In the example code below, this would be using the Audit.General logs, and it will grab any logs that are of RecordType 25 (Indicates Microsoft Teams event) where the operation is creating a new channel, and the Channel type is Private. I then convert the JArray to an object list of AuditGeneralEntity.

For further details about properties of the audit logs can be found here:

Line 14 – Logs out an individual log entry, this is in a json format. Different schema’s can be found here:

Line 17 – If there are any additional pages, then this will return a value, and the loop will loop until no more pages are found.

How to acquire token for application?

In the previous section, I called a method AcquireTokenForApplication. This is a helper class and method that I use quite often, when I need to obtain an AccessToken. You can find this in the repo at .\O365AuditWebHook\AuditWebHook\Utilities\AuthenticationHelper.cs. This solution has a cut down version of the helper class I use. It is cut down as it just gets an access token for Audit Logs using AppId and Secret.

Above is a snippet, as you can see it is wrapped in a retry method in case there is throttling.

PowerShell to stop the Audit logs

Within the PowerShell folder I have also included a file called Remove-AuditLogs.ps1

Run on one line.

This works exactly like the Set-AuditLogs.ps1 file except it calls the /stop endpoint:{tenant_id}/activity/feed/stop?contentType={ContentType}

Once the subscription is stopped, no notifications will be sent to your webhook, and you will not be able to retrieve available content. Please note, if you decide to start the subscription again later using the Set-AuditLogs.ps1 you will not receive any content that was available between the stop and start time of the subscription.


This is quite a heavy post; I hope it has helped you in some way. It is just a starter, as you will probably want to do something with the logs instead of just writing them out to the Azure Logs. Maybe capturing a given process to then implement some logic to react.
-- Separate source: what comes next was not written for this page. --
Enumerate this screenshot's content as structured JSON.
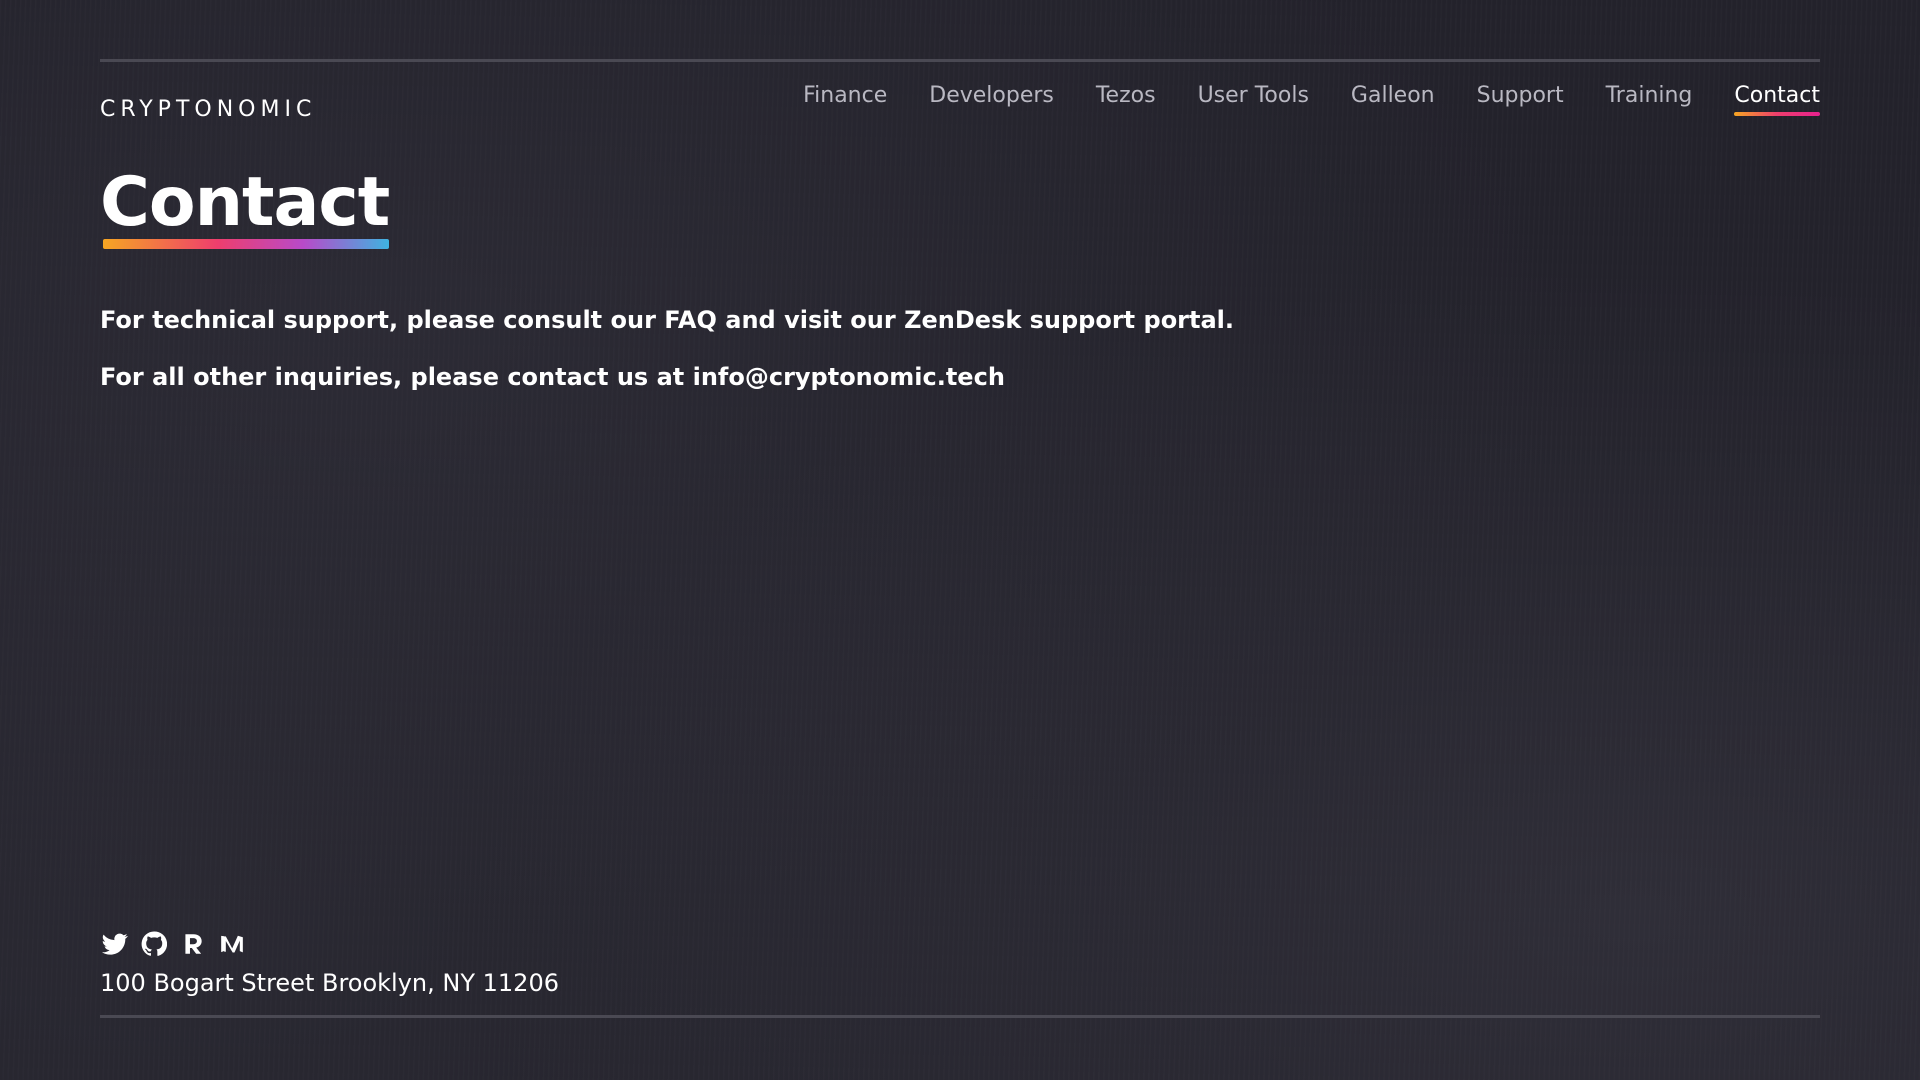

You might also want to put different Audit content types ContentUri onto different Azure Storage queue, so that different Azure Functions can process the ContentUri.